> Task details:
Leave out the pictures and print the rest of the entries exactly as they stand.

** Opening Dataset entries block **

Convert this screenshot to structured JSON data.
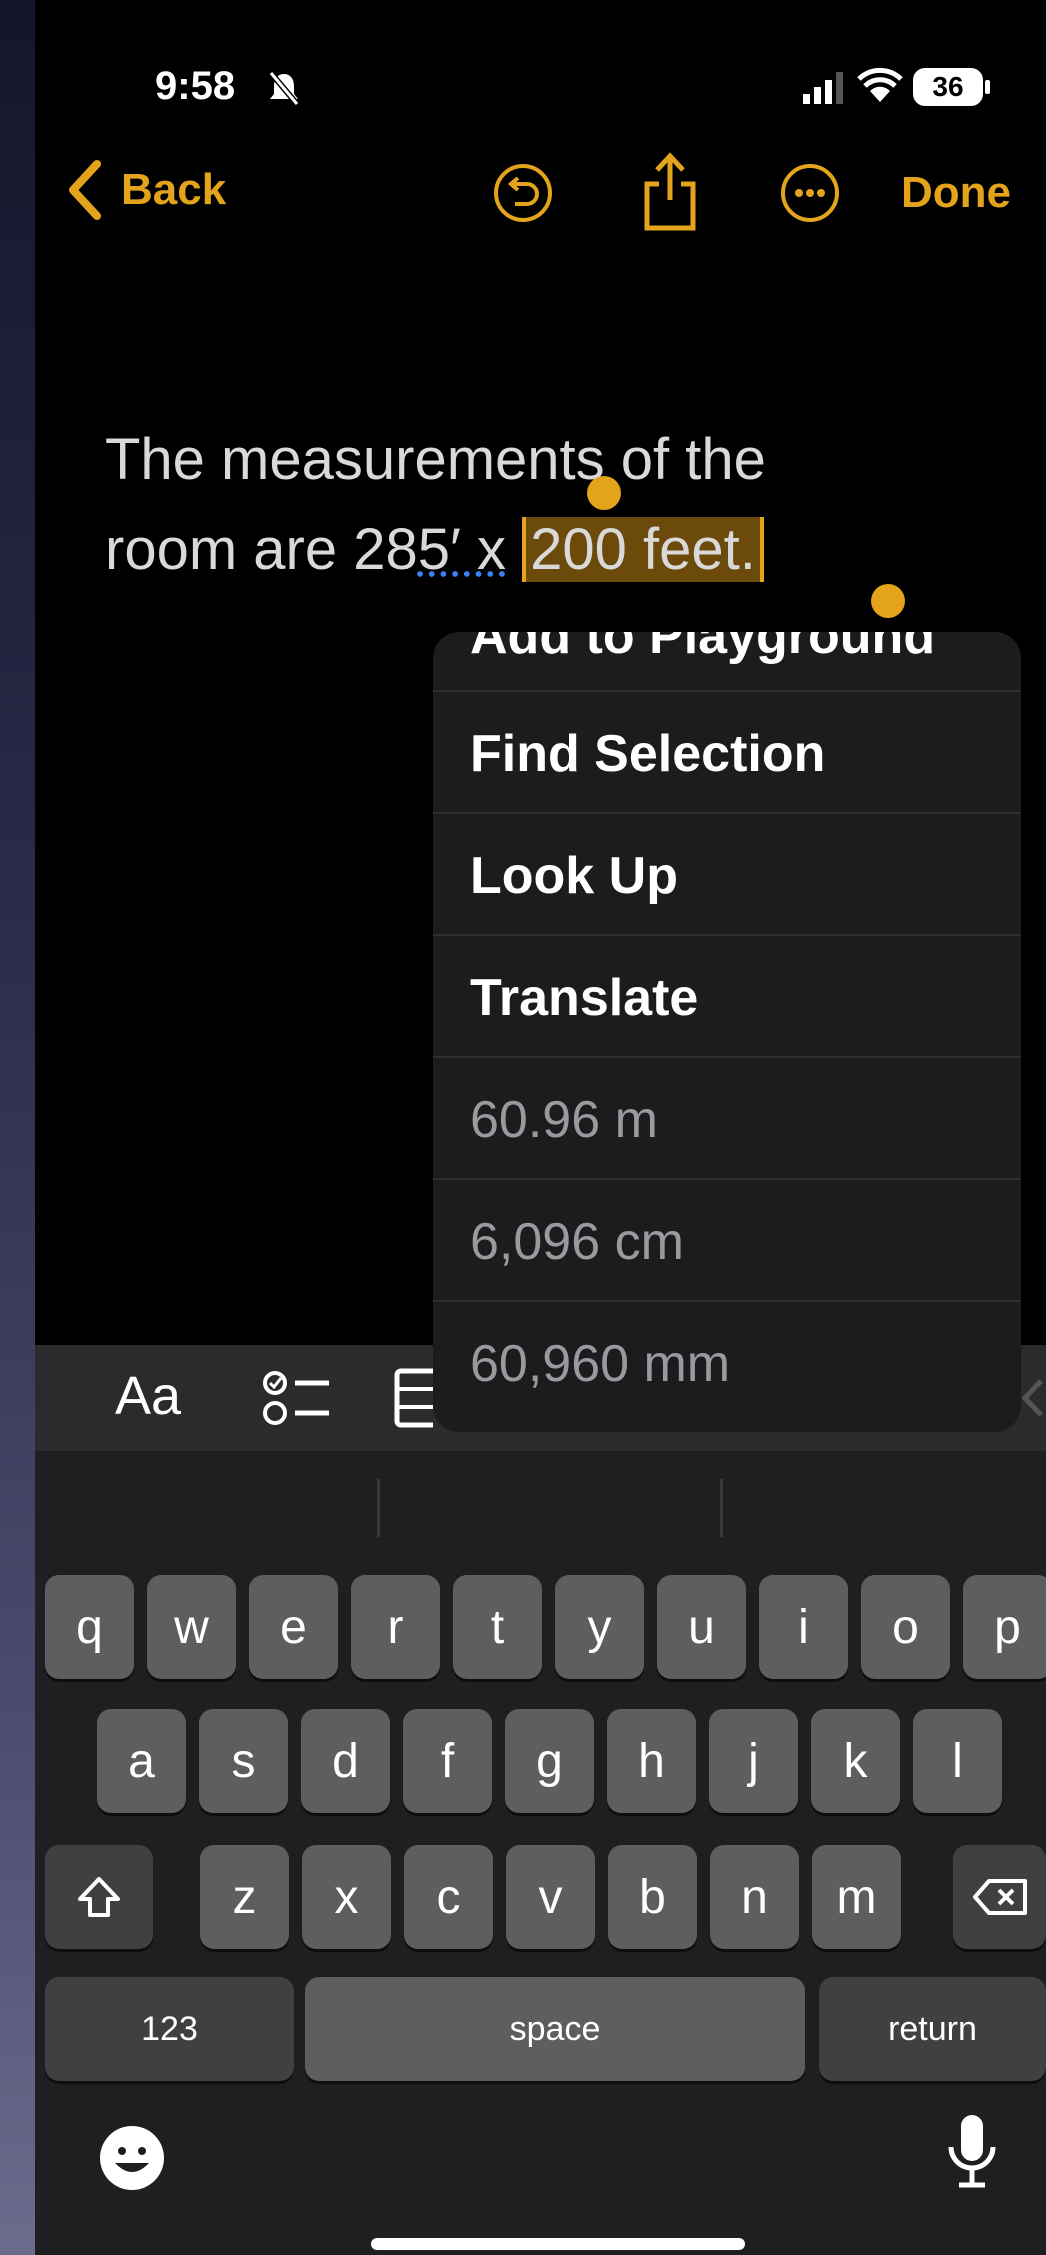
{
  "status": {
    "time": "9:58",
    "battery": "36"
  },
  "nav": {
    "back_label": "Back",
    "done_label": "Done"
  },
  "note": {
    "line1": "The measurements of the",
    "line2_prefix": "room are 28",
    "line2_underlined": "5′ x",
    "line2_selected": "200 feet."
  },
  "menu": {
    "items": [
      "Add to Playground",
      "Find Selection",
      "Look Up",
      "Translate",
      "60.96 m",
      "6,096 cm",
      "60,960 mm"
    ]
  },
  "toolbar": {
    "format_label": "Aa"
  },
  "keyboard": {
    "row1": [
      "q",
      "w",
      "e",
      "r",
      "t",
      "y",
      "u",
      "i",
      "o",
      "p"
    ],
    "row2": [
      "a",
      "s",
      "d",
      "f",
      "g",
      "h",
      "j",
      "k",
      "l"
    ],
    "row3": [
      "z",
      "x",
      "c",
      "v",
      "b",
      "n",
      "m"
    ],
    "numbers_label": "123",
    "space_label": "space",
    "return_label": "return"
  },
  "colors": {
    "accent": "#e3a31a",
    "selection": "#6b4a0c",
    "menu_bg": "#1c1c1e"
  }
}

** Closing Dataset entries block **

> Task output:
Convert this screenshot to structured JSON data.
{
  "status": {
    "time": "9:58",
    "battery": "36"
  },
  "nav": {
    "back_label": "Back",
    "done_label": "Done"
  },
  "note": {
    "line1": "The measurements of the",
    "line2_prefix": "room are 28",
    "line2_underlined": "5′ x",
    "line2_selected": "200 feet."
  },
  "menu": {
    "items": [
      "Add to Playground",
      "Find Selection",
      "Look Up",
      "Translate",
      "60.96 m",
      "6,096 cm",
      "60,960 mm"
    ]
  },
  "toolbar": {
    "format_label": "Aa"
  },
  "keyboard": {
    "row1": [
      "q",
      "w",
      "e",
      "r",
      "t",
      "y",
      "u",
      "i",
      "o",
      "p"
    ],
    "row2": [
      "a",
      "s",
      "d",
      "f",
      "g",
      "h",
      "j",
      "k",
      "l"
    ],
    "row3": [
      "z",
      "x",
      "c",
      "v",
      "b",
      "n",
      "m"
    ],
    "numbers_label": "123",
    "space_label": "space",
    "return_label": "return"
  },
  "colors": {
    "accent": "#e3a31a",
    "selection": "#6b4a0c",
    "menu_bg": "#1c1c1e"
  }
}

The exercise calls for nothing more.